Polio vaccination and Pregnancy

In general, it’s advisable to avoid polio vaccination in pregnant women unless immediate protection is required.

Polio Vaccination and Breast feeding

Breast feeding is not a contraindication in either mother or baby.

Varicella

Because Varicella-zoster virus circulates worldwide and routine use of Varicella Vaccine is low outside the United States, the risk of travelers may be significant. In tropical regions, chicken-pox occurs later in childhood or in adolescence, but also adults at risk should be immunized regardless the travel plan.

All persons traveling abroad should have evidence that they are immune to varicella, given one of the following:

A personal history of varicella or shingles, based upon a healthcare provider’s diagnosis.

Laboratory evidence of immunity: serologic testing before vaccination may be cost effective.

Proof of receiving 1 dose ( if less than school age ) or 2 doses ( if school aged or older ) of varicella vaccine, each given no earlier than 12 months of age and no sooner than 28 days apart.

Birth in United States before 1980

Those persons should not be vaccinated:

Persons with severe allergy to gelatin or neomycin, women known to be pregnant and persons with immunosuppressive disorders.

Hope this post help you know more about public health immunization review in U.S.

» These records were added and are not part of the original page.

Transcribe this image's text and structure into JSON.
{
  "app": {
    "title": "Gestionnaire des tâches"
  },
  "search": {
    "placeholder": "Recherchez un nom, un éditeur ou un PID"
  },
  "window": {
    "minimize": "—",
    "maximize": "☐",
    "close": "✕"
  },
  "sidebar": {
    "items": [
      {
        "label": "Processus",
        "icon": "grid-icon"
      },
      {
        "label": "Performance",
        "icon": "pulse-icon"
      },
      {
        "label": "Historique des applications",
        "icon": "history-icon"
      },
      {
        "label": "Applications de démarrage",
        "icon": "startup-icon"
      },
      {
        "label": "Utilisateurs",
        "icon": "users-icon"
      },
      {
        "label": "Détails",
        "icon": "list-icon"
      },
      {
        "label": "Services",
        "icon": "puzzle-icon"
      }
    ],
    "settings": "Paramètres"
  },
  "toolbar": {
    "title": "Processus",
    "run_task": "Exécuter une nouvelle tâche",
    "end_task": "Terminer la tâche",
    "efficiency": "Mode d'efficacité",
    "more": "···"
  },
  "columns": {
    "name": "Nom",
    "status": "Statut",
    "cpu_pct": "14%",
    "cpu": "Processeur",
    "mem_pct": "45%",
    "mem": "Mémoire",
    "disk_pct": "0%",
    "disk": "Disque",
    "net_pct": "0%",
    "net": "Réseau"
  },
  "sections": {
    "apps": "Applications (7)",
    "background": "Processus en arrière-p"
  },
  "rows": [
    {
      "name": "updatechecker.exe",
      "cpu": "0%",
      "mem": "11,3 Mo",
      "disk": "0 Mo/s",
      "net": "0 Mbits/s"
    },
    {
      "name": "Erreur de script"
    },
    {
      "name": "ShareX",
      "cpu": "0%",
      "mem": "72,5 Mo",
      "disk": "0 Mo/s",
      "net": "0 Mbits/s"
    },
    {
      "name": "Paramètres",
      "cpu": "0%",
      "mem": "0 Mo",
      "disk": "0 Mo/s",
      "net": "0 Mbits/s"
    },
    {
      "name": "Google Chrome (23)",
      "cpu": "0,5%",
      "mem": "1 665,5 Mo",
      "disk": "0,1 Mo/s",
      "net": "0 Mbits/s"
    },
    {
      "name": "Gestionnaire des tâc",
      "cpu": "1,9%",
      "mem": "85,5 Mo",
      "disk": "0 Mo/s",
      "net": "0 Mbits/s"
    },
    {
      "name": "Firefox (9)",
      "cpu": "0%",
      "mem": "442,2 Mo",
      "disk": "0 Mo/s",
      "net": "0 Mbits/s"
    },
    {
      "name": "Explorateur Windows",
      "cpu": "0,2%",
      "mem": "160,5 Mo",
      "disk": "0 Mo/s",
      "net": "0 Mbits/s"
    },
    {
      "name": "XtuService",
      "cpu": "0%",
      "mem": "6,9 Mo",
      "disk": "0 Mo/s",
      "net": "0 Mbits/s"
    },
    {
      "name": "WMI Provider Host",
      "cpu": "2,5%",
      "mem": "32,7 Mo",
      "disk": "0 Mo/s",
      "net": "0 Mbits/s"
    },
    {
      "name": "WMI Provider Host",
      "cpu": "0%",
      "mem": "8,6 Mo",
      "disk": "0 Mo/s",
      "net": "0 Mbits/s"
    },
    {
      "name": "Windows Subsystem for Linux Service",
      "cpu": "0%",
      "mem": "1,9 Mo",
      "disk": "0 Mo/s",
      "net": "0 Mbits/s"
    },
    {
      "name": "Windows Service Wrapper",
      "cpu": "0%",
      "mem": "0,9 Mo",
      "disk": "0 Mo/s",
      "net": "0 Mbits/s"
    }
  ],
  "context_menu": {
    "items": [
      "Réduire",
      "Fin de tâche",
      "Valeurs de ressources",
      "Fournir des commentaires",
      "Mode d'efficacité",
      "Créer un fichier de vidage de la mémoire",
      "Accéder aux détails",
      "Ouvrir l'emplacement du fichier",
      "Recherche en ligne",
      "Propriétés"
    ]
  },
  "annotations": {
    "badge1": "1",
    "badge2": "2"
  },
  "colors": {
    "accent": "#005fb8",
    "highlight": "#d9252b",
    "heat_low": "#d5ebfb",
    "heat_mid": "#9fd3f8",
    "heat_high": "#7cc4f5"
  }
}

Read about Immunizations Required under International Health Regulations.